Oiselle flying through the streets of my small town.
There were a couple things that happened today and they are my reason for this blog post. Firstly, a good friend emailed me. She started running about 6 months ago and recently decided to step out and join a small run group in her town. In her letter she told me how I inspired her to get out the door in the first place, but now she feels like giving up. Her pace is not super fast yet, but it is amazing in my mind with an average 10 min/mile pace. The group left her the other night on their outing. Seems that the small group she joined is a bit faster and no one was willing to slow down to chat with her. Afterwards one of the runners came up and told her that maybe she should find another group in town or someone to run with. This was disheartening for me to read, especially since I am the one encouraging her to get out there + telling her how amazing runners are when it comes to support.
Then I went on FB for a moment and read a friend's status in which she was chatting about how she had read a response on a recent blog post where the person stated that 1/2 marathons should have cut off times of 2:15 or 2:30. It was stated that if you could not run that pace then maybe you should stick to shorter distance until the time comes you are a bit faster.
Here are my thoughts on this. In 2010 I ran my first 1/2 marathon after having children. It was the Disney Princess 1/2 and I finished in 2:53:49. In April of this year I ran my fastest 1/2 marathon yet in 1:48:15. So in three years I took over an hour off my 1/2 marathon time. Am I proud? Absolutely!! Do I feel any different? No. To me it is like comparing being a Diploma RN to a BSN educated RN. I was a Diploma trained RN for 13 years before I went back and received my BSN. The fact is I knew I wanted to go further in my career, but it was a matter of believing in myself and growing. As an RN now I am still the same nurse, just with a little more education under my belt. The same came be said about myself as a runner. I am still the same runner. The only difference is I can run a bit faster. Had I not been given the opportunity to run the Disney Princess 1/2 and start my journey of wanting to progress with running, well then I may not be where I am now. In my mind every person deserves a chance to become a runner and that begins when you cross your first finish line. Imagine if you took that chance away by putting a hefty time limit on a 1/2 marathon? That first big race is really the one that kicks you in the butt and makes you crave more.
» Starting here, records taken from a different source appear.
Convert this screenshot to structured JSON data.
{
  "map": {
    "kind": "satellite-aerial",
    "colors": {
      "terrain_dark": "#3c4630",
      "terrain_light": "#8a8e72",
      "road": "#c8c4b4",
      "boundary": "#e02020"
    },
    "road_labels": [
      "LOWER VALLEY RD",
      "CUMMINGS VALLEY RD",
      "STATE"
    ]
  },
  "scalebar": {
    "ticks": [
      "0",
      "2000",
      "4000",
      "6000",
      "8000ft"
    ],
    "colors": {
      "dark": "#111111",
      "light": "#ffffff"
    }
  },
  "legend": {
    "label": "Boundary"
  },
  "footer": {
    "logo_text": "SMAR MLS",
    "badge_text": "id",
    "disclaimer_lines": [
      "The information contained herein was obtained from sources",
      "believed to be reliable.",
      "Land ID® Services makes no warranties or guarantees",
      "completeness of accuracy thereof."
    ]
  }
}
As for being a fast runner or a slow runner it is all irrelevant to me. Do not get me wrong I am completely inspired by those speedy runners, especially the ones like this super cool NC Oiselle team mate and this amazing elite Oiselle team member. These two ladies are not only speedy, but they keep it real by being down to earth about it. However, I am also completely inspired by those people out there trying to be healthy no matter what pace they run. It would be an honor to run beside any of you who read my blog, no matter what your pace is. You see I have written about it on here before, but will talk about it again. Before the Disney Princess 1/2 I was overweight with 215 lbs on my 5'4" frame. I have chronic hypertension. So I started running again to become a healthier version of me. I was certainly not fast when I started running again. There were many times I turned around an headed back home after 1 mile because I thought it was not worth it. It was tough.
These are before shots of me. I was 100 pounds heavier. My journey with running started again in 2009 and I did not turn back this time. I kept moving forward. My family encouraged me as they saw how it truly made me whole. I realized I could use it to give back to others and that is something that has always been important, especially after losing my father. Then along the way I met some amazing runners, both virtually and in person. All of a sudden I felt like I was part of an even bigger family. Just like with any family there are always going to be those who may not be as encouraging, but for the most part I have been blessed to meet some amazing people. Runners who cheer me on and show me that it is okay to fall because you can still get back up. I have truly made some incredible friendships. It is also one reason I am utterly grateful to be part of a diverse team like Oiselle because they encourage each runner to be there best and cheer them on. There is no judgement. Every runner has a different pace. It is truly what the company stands for to and we need more places like this.
So I ask a favor of each runner out there and that is this: Be kind and remember. We all had to start out somewhere. Each of us has a different journey with running. We own it. It is ours to embrace. I was once a 13-15 min/mile runner and now I can happily run mid 7's and low 8's, but it did not happen overnight. It took time. I needed that time. There were many races run along the way and each one was an important milestone/lesson. For each runner it is an honor to be out there and none of us should take it for granted. Encourage those you meet along the way and show them how running can change their lives. It is a gift to share.
As I sat with my daughter tonight we discussed this. You see I have never been the popular girl. In fact I was (and still am) an inbetweener. That is one of the things I love about running. When you are out there on race day it does not matter who you are. You become lost in a crowd of dreams and goals. It is invigorating!! No one is looking at your pace group. Everyone is out there preparing to cross the line. We all begin and end at the same spot. We are all inbetweeners. In that diverse crowd you can view the whole painting and it is breath taking.